|Photos||Video & Audio||Blogs||Statistics||Archive||Shop||Mobile|
March 20, 2013
James Anderson is five wickets away from becoming only the fourth England bowler to claim 300 Test scalps, but milestones will not be near the forefront of his mind as he steels his tired body for one last effort in Auckland.
Ian Botham, Bob Willis and Fred Trueman are the three who occupy the 300-club and, although globally the figure is not as exclusive as it once was, it will be further validation towards Anderson being one of England's finest bowlers.
Anderson's journey has not always been smooth. After bursting onto the scene in 2003, he became a fringe player by the end of that year for a period of two more, before suffering a career threatening back injury following attempts to modify his action. It was only when Peter Moores became coach in 2007 that Anderson was given a sustained second chance and since 2008, the previous tour of New Zealand, he has not looked back.
From that comeback in Wellington, an excellent career has taken on a number of guises. He has taken 233 wickets at 28.13, the most by any bowler in the world over the same time frame albeit in 14 matches more than second-placed Dale Steyn on 227 scalps. It is, though, further proof as to why those two are talked about in the same breath.
He has not been quite at his best in this series - collecting seven wickets at 33.14 - although there have been examples of his skill, including a spell with the second new-ball in Dunedin, which was accompanied by much pent-up frustration, and a burst of reverse swing in Wellington, when he was being buffeted by a strong wind. However, Anderson's own uncertainty about his numbers shows the pending landmark does not occupy all his thoughts.
"It would be a huge achievement. But first of all, I've got to get some wickets," he said. "I think two is the most I've got in an innings on this trip. I'm aware of it. But it's something once I get into the game, I won't be thinking about."
Yet, if Anderson's statistics are a guide, an England victory and the 300-landmark could go hand-in-hand. Since returning to the side in 2008 he has averaged 4.82 wickets in matches England have won.
There were concerns about Anderson's fitness during the Wellington Test, where he needed some treatment on a stiff back, but he has benefited from an extra day off due to the rain which curtailed that match. England also did not train on Wednesday except for those who wanted an extra net, which were Nick Compton, Jonny Bairstow and Graham Onions.
"When you've got just one big Test left, you always manage to find something a little bit extra in the tank - knowing we have got a few weeks off when we get home," Anderson said. "I feel okay.
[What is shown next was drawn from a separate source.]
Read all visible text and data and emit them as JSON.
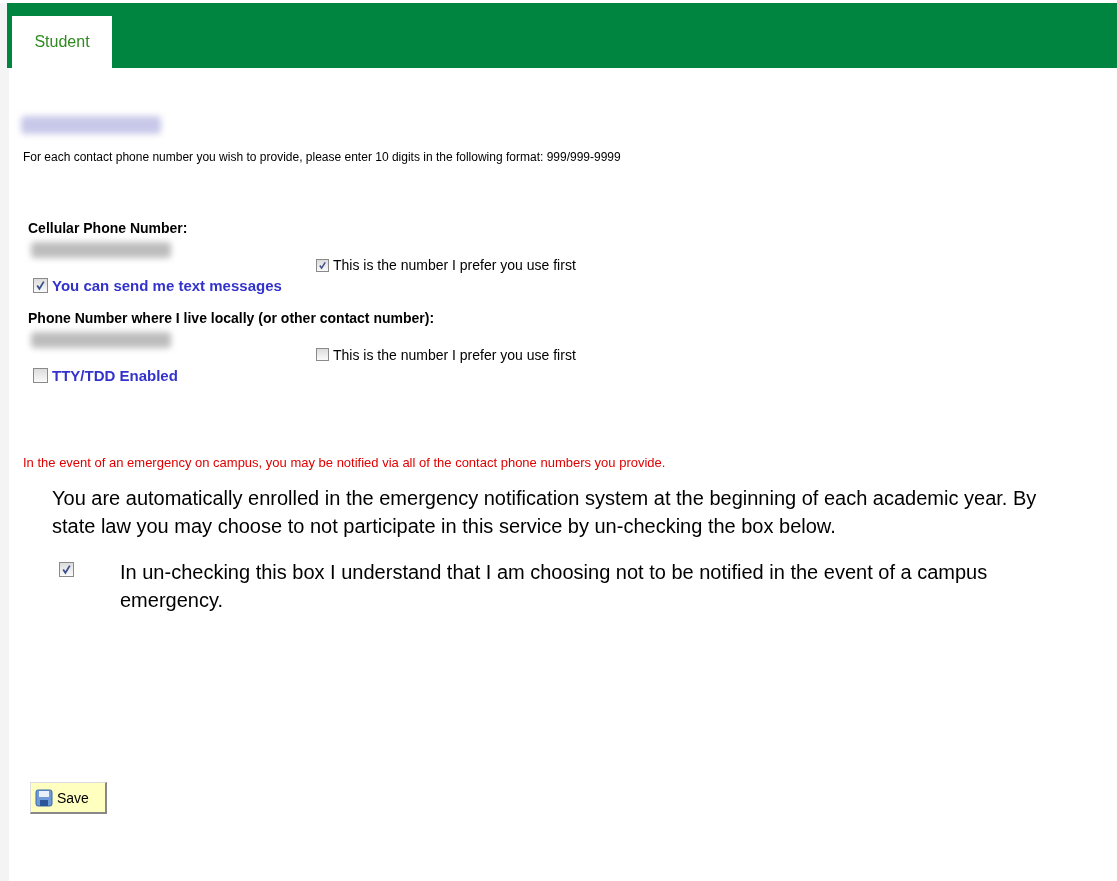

The rain probably helped in the end, getting an extra day off."
There was expectation before the series that England's quick bowlers would enjoy a profitable time in New Zealand, but the successes that have come their way - notably Stuart Broad's 6 for 51 in Wellington - have been hard-earned. That, however, does not come as a surprise to Anderson who has become used to trying to extract wickets in tough conditions.
"Test pitches around the world are generally quite flat, and you've got to work hard for your victories," he said. "It's no different out here. So you can't say they're not result pitches ... you've just got to work hard as a bowler to get 20 wickets in a game.
"That's just the way things are. You have to find different ways of getting people out. You can't always just steam in and try and roll sides over. You've got to use other skills, and that's what we've been trying to do this trip."
Anderson, without doubt, has the skills. Now he just needs to find the energy.
Andrew McGlashan is an assistant editor at ESPNcricinfoFeeds: Andrew McGlashan
© ESPN Sports Media Ltd.
|Comments have now been closed for this article
What's wrong with their cricket? Well, what isn't?
Alastair Cook did not bat like a leading man but the crowd applauded him for simply not failing
Why not you? Read and learn how!